Cultural Salon looks at evolution of Hong Kong museums
Share this article
The evolution of Hong Kong museums was the subject of the academic year’s first City Cultural Salon organised by the Cultural and Sports Committee of City University of Hong Kong (CityU) on 22 September, featuring Dr Louis Ng Chi-wa, Assistant Director (Heritage and Museums) of Leisure and Cultural Services Department.
In his talk entitled “Museums in Hong Kong: traditional, modern and post-modern”, Dr Ng, who currently takes charge of the management of 14 museums across the territory, shared with more than 40 friends and staff members of CityU the evolution of Hong Kong museums over the past century.
Dr Ng divided the development of local museums into three periods: Traditional Period (before 1960s), Modern Period (from 1960s to mid-1990s) and Post-modern Period (after mid-1990s). The three periods were closely related to the development of the local society. During the early colonial days, Hong Kong Government placed particular emphasis on social stability and economic development, but treated nationalism as a taboo and was less concerned about Chinese culture, education and social welfare.
“During the Traditional Period, museums were only regarded as a storage place for cultural works. Take the Old City Hall (1874-1933) as an example, citizens went there not for appreciation of collected items, but to shelter from the sun or rain,” he said.
Only when Hong Kong gradually became a major metropolitan city during the 1980s did the local government begin to pay more attention to the promotion of culture. Most Hong Kong museums were built during that time but they were rather small in scale. “Also during that period, experts played a key role in the administration of museums. Cultural exhibitions usually adopted the approach of teaching the audience without regard for the public’s preferences,” said Dr Ng.
The 1990s marked the Post-modern Period for the development of local museums, featuring larger buildings and more public involvement. In more recent years, museums would conduct surveys to collect public opinions and promote cultural education.
Although Hong Kong does not possess truly world-class collections, Dr Ng pointed out that public interest in visiting museums was on the rise. The number of visitors to local museums jumped from three million in early 2000 to five million last year. In response to this, the Government is going to dedicate more effort to research, education and promotion, aiming to enhance public interest in the conservation of cultural works.
After the talk by Dr Ng, the audience raised various points and opinions, including the attitude of young people towards museums and cultural works, the interest and editorial focus of the media, and the development of West Kowloon Cultural District.

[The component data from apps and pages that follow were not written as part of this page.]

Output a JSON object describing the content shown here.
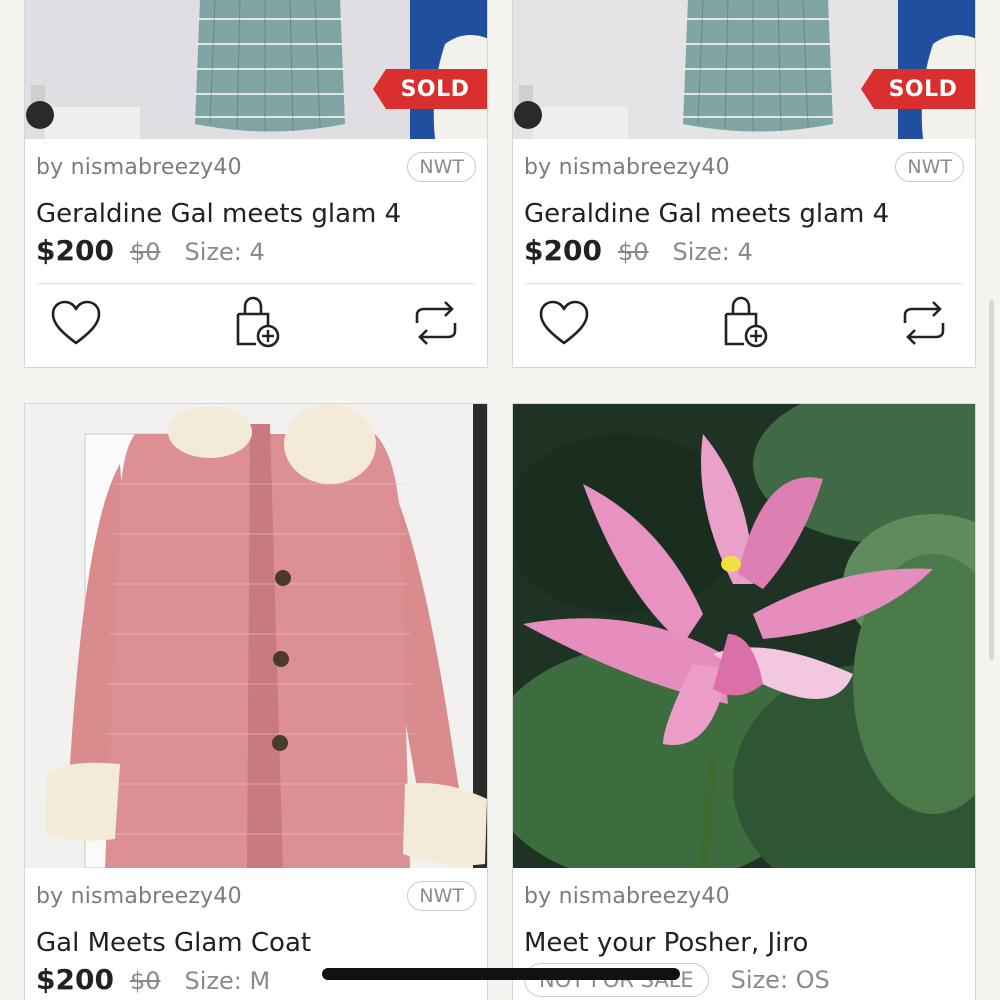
{
  "listings": [
    {
      "seller": "by nismabreezy40",
      "condition": "NWT",
      "title": "Geraldine Gal meets glam 4",
      "price": "$200",
      "original_price": "$0",
      "size": "Size: 4",
      "status_ribbon": "SOLD"
    },
    {
      "seller": "by nismabreezy40",
      "condition": "NWT",
      "title": "Geraldine Gal meets glam 4",
      "price": "$200",
      "original_price": "$0",
      "size": "Size: 4",
      "status_ribbon": "SOLD"
    },
    {
      "seller": "by nismabreezy40",
      "condition": "NWT",
      "title": "Gal Meets Glam Coat",
      "price": "$200",
      "original_price": "$0",
      "size": "Size: M"
    },
    {
      "seller": "by nismabreezy40",
      "title": "Meet your Posher, Jiro",
      "availability": "NOT FOR SALE",
      "size": "Size: OS"
    }
  ],
  "icons": [
    "heart-icon",
    "bag-add-icon",
    "share-repost-icon"
  ],
  "colors": {
    "sold_ribbon": "#d9302f",
    "card_bg": "#ffffff",
    "page_bg": "#f5f4f0"
  }
}
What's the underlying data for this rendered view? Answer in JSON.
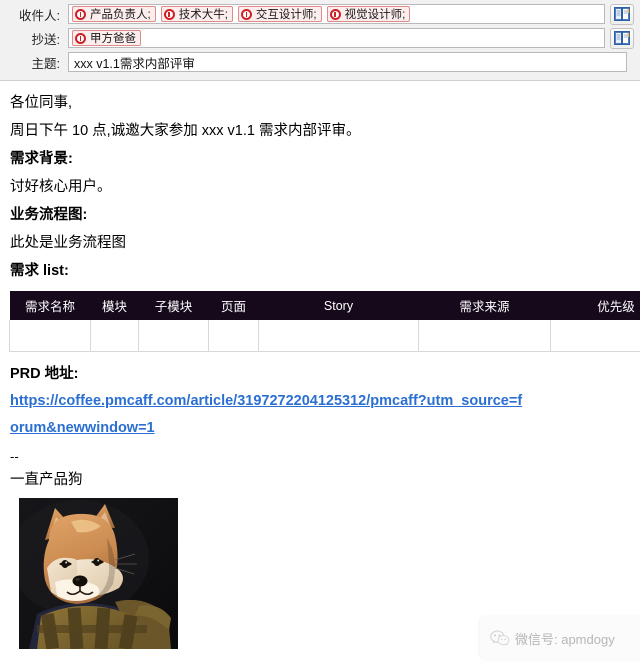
{
  "compose": {
    "to": {
      "label": "收件人:",
      "chips": [
        "产品负责人;",
        "技术大牛;",
        "交互设计师;",
        "视觉设计师;"
      ],
      "icon": "error-circle-icon",
      "addressbook_icon": "address-book-icon"
    },
    "cc": {
      "label": "抄送:",
      "chips": [
        "甲方爸爸"
      ],
      "icon": "error-circle-icon",
      "addressbook_icon": "address-book-icon"
    },
    "subject": {
      "label": "主题:",
      "value": "xxx v1.1需求内部评审",
      "placeholder": ""
    }
  },
  "body": {
    "greeting": "各位同事,",
    "intro": "周日下午 10 点,诚邀大家参加 xxx v1.1 需求内部评审。",
    "heading_background": "需求背景:",
    "background_text": "讨好核心用户。",
    "heading_flow": "业务流程图:",
    "flow_text": "此处是业务流程图",
    "heading_list": "需求 list:",
    "heading_prd": "PRD 地址:",
    "prd_url": "https://coffee.pmcaff.com/article/3197272204125312/pmcaff?utm_source=forum&newwindow=1",
    "separator": "--",
    "signature": "一直产品狗",
    "photo_alt": "shiba-inu-avatar"
  },
  "table": {
    "headers": [
      "需求名称",
      "模块",
      "子模块",
      "页面",
      "Story",
      "需求来源",
      "优先级"
    ],
    "rows": [
      [
        "",
        "",
        "",
        "",
        "",
        "",
        ""
      ]
    ]
  },
  "watermark": {
    "icon": "wechat-icon",
    "text": "微信号: apmdogy"
  },
  "colors": {
    "chip_border": "#e08a8a",
    "chip_bg": "#fdeeee",
    "chip_icon": "#d01f25",
    "table_header_bg": "#17091c",
    "link": "#2a6fd1",
    "header_bg": "#f1f1f1"
  }
}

Professor Cheng Pei-kai, Chairman of the Cultural and Sports Committee and Director of Chinese Civilisation Centre, thanked Dr Ng for his talk and Professor Way Kuo, CityU President, and other guests for attending the event. “City Cultural Salon promotes culture and the arts and provides a platform for exchanging ides,” said Professor Cheng. “It was encouraging to see such enthusiastic participation and expression of different ideas.”